School Library Journal Gr 4-8-Project Seahorse follows the work of two dedicated scientists as they explore the life cycle of the tiger tail seahorse and forge partnerships with the people of Handumon in the Philippines to save its habitat. A full-page color map places the islands in their global context and shows the range of seahorses, animals that scientists know little about. The stunning full-color photographs amplify the descriptions of the creatures' life cycle as the male receives the eggs from the female and nurtures them to maturity in his brood pouch. Dangers to their survival appear not only from marine predators but also from unsustainable practices such as blast-fishing and bottom trawling, two techniques that damage and destroy coral reefs. By showing the scientists at work with local villagers and leaders as well as regional and national government representatives, the author stresses the importance of community-based conservation. The photographs of village children replanting mangrove trees and posing on the Project Seahorse boat reveal how involved the local people became. This book is a great addition to any collection and perfect for seahorse, coral reef, or marine-conservation assignments.-Frances E. Millhouser, formerly at Chantilly Regional Library, Fairfax County, VA (c) Copyright 2010. Library Journals LLC, a wholly owned subsidiary of Media Source, Inc. No redistribution permitted.
(c) Copyright 2010. Library Journals LLC, a wholly owned subsidiary of Media Source, Inc. No redistribution permitted.
Book list The latest Scientists in the Field entry continues the series' consistently successful approach to giving young enquirers a close look at the natural world and those who study it. Noting that the more than 40 species of sea horse worldwide are all threatened by overfishing and other factors, Turner balances her observations of two biologists who have been instrumental in setting up a Marine Protected Area (MPA) along part of a reef in the Philippines with a profile of one local fisherman and his family who are dependent on the reef's wildlife for their livelihood.
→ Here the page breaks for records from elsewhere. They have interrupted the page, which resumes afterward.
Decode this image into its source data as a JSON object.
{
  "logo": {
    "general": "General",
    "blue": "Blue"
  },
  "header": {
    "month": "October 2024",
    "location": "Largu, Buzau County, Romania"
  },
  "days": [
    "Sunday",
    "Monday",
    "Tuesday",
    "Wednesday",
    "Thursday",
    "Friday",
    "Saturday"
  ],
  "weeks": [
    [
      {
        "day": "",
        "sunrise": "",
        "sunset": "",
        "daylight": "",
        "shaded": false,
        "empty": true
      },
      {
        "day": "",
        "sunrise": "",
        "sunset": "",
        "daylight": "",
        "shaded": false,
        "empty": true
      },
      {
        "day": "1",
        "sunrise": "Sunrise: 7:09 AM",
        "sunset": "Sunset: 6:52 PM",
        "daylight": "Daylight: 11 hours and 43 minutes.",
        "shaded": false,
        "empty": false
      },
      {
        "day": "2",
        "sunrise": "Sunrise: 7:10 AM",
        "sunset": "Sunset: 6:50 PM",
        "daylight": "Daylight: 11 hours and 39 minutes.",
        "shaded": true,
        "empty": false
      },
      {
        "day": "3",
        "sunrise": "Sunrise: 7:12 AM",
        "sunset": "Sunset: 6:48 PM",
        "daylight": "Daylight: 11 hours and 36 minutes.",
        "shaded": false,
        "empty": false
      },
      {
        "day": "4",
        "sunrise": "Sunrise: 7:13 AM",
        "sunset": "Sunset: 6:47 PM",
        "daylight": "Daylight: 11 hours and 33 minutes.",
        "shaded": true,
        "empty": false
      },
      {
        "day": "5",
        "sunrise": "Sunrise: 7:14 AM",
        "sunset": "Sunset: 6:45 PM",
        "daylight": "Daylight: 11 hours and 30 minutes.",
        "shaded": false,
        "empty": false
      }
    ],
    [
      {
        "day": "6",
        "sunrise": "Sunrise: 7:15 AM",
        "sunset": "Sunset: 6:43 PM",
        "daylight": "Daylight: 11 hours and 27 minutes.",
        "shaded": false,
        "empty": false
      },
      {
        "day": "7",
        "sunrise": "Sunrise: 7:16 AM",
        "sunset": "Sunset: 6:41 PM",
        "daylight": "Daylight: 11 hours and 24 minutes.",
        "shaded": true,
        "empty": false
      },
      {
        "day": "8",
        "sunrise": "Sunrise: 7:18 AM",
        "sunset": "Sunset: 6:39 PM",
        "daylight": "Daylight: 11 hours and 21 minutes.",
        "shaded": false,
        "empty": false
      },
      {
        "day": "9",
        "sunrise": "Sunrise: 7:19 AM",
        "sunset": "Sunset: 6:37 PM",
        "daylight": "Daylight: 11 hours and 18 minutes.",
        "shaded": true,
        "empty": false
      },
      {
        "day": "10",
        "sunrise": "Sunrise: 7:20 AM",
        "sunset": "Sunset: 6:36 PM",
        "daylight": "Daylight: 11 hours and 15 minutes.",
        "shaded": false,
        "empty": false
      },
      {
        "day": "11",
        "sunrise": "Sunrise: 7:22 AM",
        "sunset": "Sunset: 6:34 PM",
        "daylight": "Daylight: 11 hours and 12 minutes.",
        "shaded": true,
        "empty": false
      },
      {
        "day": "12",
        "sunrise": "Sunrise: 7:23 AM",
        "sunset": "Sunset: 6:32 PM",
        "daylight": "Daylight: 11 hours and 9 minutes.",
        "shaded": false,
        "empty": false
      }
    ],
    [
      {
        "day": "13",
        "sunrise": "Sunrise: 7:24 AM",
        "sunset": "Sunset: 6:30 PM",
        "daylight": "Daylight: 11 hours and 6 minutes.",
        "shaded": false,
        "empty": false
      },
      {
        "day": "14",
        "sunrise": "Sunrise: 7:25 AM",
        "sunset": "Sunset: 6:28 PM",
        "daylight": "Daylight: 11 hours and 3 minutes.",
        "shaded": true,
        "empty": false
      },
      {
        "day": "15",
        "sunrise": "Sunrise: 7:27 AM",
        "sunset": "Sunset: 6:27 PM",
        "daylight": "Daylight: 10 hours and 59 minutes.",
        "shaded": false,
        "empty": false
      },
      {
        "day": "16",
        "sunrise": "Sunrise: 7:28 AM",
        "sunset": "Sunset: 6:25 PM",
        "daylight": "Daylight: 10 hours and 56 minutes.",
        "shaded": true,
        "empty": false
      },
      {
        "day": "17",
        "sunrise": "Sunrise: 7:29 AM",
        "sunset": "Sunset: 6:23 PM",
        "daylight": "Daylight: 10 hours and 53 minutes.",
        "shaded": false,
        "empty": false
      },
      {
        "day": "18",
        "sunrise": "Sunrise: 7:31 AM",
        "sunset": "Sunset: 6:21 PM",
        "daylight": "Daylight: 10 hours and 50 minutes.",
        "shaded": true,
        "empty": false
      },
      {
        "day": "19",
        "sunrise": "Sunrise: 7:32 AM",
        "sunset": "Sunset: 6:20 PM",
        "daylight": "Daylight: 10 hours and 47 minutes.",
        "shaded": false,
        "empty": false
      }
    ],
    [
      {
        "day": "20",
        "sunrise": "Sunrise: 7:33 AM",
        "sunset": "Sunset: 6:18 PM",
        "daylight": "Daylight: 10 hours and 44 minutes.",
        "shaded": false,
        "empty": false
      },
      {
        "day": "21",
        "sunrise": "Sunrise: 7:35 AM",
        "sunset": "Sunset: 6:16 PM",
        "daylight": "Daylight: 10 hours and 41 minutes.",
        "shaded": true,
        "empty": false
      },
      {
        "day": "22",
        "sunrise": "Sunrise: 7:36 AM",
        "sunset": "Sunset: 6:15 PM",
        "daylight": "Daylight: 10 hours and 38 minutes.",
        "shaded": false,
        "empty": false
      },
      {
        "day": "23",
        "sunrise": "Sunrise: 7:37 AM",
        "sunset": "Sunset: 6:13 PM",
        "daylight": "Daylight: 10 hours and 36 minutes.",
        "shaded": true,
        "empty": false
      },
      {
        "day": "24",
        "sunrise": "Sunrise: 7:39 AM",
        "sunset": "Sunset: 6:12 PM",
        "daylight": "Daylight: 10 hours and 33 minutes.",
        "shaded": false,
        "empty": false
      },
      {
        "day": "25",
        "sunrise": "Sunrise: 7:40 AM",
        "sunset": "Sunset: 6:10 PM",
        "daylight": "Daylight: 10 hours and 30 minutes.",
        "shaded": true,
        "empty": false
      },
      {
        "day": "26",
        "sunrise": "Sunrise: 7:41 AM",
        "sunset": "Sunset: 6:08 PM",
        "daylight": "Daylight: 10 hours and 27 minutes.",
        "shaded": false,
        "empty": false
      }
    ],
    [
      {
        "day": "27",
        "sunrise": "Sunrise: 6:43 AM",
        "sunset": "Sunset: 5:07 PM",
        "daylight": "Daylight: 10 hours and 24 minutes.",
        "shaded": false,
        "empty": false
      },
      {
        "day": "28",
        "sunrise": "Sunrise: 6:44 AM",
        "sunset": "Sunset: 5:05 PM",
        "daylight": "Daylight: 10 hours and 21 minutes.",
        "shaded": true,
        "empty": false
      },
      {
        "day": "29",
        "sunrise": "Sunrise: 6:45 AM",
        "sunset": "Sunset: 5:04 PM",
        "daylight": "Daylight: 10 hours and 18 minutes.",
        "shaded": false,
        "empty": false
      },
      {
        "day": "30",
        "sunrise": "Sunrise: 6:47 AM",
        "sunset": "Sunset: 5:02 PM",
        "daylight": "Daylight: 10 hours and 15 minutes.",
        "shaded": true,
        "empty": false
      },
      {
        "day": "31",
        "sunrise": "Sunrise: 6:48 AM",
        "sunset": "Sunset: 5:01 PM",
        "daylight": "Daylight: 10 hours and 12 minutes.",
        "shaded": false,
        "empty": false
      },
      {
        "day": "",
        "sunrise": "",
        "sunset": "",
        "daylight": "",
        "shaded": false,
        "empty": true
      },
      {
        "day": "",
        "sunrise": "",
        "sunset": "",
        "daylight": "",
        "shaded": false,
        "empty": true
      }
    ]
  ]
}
Thanks to the fluent, information-rich narrative and to Tuason's engagingly up-close color photos of both human divers and of sea horses and other reef denizens, readers will come away with a much clearer understanding of the sea horse's distinctively oddball biology and also of how one conservation success story hinged on cooperation between scientists and concerned local residents. A perfunctory resource list is the only weakness here.--Peters, John Copyright 2010 Booklist
From Booklist, Copyright © American Library Association. Used with permission.